#5: Bad lighting
Lighting is the number one factor in photography, and poor lighting makes it a bad mobile photograph. Every aspiring photographer should know the "golden hours" at dawn and dusk when the light is more uniform and therefore better for taking pictures, but that does not mean you should keep your phone in your pocket the rest of the day.
During the day, be sure to put your back in the sun and your subject in front of you, unless you choose a silhouette, and watch the shadows and uneven shadows that could unbalance your image or make it interesting! Mobile phone cameras are even less efficient than digital SLRs in low-light situations. So I'll just try to take darker or more artistic pictures if you take pictures after hours.
An example of being on the side of poor lighting
Golden hour in Bali, Indonesia
#6: over-processing in APP
Many nomadic photographers do not adhere to the above-mentioned lighting rules, believing that these issues can be addressed by manipulating filters and settings in applications such as Instagram, Snapseed, or Photoshop. This is, however, true only to a certain extent, as any professional photographer can instantly tell when a photo has been falsified to an inch of one's life.
The next time you browse Instagram, look for overexposed, over textured, or overly saturated photos. These are the culprits. If a photo was good at first, applications and editing software should simply improve them, not transform them completely.
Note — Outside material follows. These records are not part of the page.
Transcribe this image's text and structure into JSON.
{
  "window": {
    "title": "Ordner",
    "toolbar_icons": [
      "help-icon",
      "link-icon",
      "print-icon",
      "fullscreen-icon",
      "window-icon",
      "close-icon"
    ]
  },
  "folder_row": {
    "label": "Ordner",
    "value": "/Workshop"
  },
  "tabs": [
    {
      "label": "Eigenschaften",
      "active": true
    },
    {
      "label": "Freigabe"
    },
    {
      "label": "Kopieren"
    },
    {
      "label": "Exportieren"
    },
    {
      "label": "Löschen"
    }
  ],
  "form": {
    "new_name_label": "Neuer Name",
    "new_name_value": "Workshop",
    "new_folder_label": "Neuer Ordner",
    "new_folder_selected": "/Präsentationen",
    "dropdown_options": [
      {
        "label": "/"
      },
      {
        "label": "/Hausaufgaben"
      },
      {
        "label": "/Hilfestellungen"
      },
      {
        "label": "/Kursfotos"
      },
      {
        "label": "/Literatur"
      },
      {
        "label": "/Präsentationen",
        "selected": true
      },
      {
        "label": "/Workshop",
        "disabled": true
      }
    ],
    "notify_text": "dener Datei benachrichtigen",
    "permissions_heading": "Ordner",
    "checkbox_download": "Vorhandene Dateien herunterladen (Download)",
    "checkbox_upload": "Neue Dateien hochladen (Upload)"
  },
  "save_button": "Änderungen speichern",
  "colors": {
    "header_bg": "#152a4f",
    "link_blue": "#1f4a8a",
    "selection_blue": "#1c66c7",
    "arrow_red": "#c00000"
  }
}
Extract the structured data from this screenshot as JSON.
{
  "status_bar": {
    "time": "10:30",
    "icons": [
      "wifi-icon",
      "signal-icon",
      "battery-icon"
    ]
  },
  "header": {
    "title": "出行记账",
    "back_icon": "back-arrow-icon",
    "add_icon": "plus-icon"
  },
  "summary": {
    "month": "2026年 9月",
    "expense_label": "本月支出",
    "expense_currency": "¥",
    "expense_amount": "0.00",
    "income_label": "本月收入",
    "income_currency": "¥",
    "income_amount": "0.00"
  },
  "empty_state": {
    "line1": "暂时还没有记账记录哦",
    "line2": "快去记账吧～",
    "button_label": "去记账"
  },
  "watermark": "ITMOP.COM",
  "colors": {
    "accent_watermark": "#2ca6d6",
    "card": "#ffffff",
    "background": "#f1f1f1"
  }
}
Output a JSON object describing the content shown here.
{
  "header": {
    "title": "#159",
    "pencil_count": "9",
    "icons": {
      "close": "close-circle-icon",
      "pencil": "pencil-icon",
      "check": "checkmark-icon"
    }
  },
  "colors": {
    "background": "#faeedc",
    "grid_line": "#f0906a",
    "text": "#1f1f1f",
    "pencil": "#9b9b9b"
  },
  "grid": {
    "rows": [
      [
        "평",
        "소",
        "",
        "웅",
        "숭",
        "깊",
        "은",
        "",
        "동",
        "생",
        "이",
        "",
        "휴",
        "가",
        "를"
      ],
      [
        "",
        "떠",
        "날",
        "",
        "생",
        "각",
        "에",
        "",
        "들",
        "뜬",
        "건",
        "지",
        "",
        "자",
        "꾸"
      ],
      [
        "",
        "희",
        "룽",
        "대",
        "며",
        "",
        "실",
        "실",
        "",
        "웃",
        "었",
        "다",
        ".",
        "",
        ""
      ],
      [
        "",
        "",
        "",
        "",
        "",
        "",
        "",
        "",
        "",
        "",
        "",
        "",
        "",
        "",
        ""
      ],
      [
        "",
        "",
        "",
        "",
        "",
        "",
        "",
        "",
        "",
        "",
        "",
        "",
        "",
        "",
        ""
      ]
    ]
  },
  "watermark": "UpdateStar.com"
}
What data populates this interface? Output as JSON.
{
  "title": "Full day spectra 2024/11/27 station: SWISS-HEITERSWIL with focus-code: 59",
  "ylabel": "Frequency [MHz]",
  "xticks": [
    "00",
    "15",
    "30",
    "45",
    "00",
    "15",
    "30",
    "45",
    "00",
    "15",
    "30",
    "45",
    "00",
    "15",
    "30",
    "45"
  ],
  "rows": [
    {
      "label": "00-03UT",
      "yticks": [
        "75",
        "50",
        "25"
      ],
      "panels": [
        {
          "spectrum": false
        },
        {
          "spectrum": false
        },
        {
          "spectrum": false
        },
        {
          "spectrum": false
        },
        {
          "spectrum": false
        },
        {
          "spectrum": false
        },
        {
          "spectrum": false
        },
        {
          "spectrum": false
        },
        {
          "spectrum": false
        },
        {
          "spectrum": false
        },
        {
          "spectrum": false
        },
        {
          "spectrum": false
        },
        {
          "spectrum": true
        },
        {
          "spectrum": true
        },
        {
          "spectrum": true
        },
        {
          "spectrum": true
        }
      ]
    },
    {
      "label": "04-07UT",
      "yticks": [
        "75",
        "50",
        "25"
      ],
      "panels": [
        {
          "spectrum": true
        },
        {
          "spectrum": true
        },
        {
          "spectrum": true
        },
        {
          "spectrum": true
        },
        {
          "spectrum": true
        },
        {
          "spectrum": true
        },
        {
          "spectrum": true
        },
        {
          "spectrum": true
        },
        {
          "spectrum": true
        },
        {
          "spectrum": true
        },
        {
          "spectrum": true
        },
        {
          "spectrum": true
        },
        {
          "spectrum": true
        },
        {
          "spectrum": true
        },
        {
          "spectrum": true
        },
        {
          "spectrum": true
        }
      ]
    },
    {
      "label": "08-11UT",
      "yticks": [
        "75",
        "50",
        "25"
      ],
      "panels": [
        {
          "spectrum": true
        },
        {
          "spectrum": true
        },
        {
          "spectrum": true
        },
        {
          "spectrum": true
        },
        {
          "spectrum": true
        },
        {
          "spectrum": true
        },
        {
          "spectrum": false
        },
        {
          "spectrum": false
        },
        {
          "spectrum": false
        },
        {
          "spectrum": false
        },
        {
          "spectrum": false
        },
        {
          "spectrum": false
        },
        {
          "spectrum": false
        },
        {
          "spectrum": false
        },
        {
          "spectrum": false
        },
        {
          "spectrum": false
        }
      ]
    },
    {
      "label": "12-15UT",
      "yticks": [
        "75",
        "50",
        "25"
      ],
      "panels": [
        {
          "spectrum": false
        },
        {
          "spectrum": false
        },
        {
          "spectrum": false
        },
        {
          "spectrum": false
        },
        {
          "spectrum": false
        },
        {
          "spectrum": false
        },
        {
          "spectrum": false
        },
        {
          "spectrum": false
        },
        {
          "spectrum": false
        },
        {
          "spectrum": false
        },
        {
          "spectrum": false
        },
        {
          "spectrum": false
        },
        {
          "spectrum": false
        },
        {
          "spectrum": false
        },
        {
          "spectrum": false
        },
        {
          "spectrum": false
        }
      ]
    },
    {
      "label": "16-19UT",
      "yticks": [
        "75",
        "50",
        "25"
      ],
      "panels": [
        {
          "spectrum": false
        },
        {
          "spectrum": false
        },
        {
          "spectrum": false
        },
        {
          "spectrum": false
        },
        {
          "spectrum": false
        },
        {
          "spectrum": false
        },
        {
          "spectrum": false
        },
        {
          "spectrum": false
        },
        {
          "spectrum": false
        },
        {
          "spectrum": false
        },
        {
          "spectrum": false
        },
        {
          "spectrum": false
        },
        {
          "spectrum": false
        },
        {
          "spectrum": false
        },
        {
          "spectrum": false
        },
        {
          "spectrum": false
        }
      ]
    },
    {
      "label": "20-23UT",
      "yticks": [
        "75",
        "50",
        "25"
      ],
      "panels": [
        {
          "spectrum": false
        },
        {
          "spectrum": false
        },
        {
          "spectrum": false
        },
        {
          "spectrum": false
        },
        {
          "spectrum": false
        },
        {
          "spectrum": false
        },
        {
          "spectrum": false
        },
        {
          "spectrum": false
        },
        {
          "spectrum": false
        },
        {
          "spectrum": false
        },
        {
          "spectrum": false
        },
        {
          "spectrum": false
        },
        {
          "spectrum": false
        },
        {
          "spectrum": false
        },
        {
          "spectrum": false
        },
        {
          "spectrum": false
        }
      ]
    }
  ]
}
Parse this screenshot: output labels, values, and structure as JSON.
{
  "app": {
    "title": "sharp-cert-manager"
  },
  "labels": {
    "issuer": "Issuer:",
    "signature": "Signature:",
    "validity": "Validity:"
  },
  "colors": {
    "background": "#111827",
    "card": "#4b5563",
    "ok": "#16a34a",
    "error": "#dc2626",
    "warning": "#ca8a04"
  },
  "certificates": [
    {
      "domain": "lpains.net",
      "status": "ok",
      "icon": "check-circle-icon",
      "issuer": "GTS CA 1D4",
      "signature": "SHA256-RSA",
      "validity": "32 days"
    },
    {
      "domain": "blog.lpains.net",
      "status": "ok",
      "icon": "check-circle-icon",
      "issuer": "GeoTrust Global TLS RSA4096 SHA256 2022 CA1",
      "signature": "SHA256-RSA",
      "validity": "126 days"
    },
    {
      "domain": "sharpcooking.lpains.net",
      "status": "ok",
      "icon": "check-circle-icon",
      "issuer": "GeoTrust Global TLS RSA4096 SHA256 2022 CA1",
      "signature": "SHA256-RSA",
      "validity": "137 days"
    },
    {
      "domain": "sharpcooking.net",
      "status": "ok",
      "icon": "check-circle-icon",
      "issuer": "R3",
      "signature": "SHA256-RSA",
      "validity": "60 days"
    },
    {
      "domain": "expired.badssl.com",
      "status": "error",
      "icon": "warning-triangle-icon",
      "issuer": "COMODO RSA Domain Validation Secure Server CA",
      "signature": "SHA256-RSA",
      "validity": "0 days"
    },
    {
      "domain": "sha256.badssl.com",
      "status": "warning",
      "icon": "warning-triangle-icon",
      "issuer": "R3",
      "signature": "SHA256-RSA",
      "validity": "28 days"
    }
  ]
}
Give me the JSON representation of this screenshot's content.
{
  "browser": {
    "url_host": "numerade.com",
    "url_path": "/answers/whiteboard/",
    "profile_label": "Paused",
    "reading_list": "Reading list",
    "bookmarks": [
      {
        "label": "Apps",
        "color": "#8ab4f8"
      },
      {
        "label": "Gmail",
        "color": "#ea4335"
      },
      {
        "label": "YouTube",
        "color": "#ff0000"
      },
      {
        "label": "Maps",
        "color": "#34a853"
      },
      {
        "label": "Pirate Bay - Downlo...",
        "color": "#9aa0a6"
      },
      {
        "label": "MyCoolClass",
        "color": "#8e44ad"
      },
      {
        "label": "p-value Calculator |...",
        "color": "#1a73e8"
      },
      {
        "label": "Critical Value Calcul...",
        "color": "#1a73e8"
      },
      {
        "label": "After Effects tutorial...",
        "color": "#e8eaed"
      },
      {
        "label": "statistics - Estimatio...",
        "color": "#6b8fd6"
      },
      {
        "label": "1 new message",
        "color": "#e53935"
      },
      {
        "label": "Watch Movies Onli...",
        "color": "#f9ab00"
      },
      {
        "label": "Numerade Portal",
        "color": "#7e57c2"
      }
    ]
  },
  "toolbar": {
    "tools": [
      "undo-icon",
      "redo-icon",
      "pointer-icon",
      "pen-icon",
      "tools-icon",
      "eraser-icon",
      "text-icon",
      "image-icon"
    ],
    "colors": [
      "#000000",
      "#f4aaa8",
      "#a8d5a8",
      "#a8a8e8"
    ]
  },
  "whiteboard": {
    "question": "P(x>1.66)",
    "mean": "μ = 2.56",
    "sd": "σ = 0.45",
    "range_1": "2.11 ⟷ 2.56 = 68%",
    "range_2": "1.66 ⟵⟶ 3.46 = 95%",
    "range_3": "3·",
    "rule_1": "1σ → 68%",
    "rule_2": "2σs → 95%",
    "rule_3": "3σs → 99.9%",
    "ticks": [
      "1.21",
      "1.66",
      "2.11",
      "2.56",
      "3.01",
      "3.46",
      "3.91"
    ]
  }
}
In other words, try to get the best picture possible in your camera when you shoot it.
An example of an overtreated photo.
No over-processing here!
As long as you avoid these mistakes, I believe that your phone photography will be greatly improved.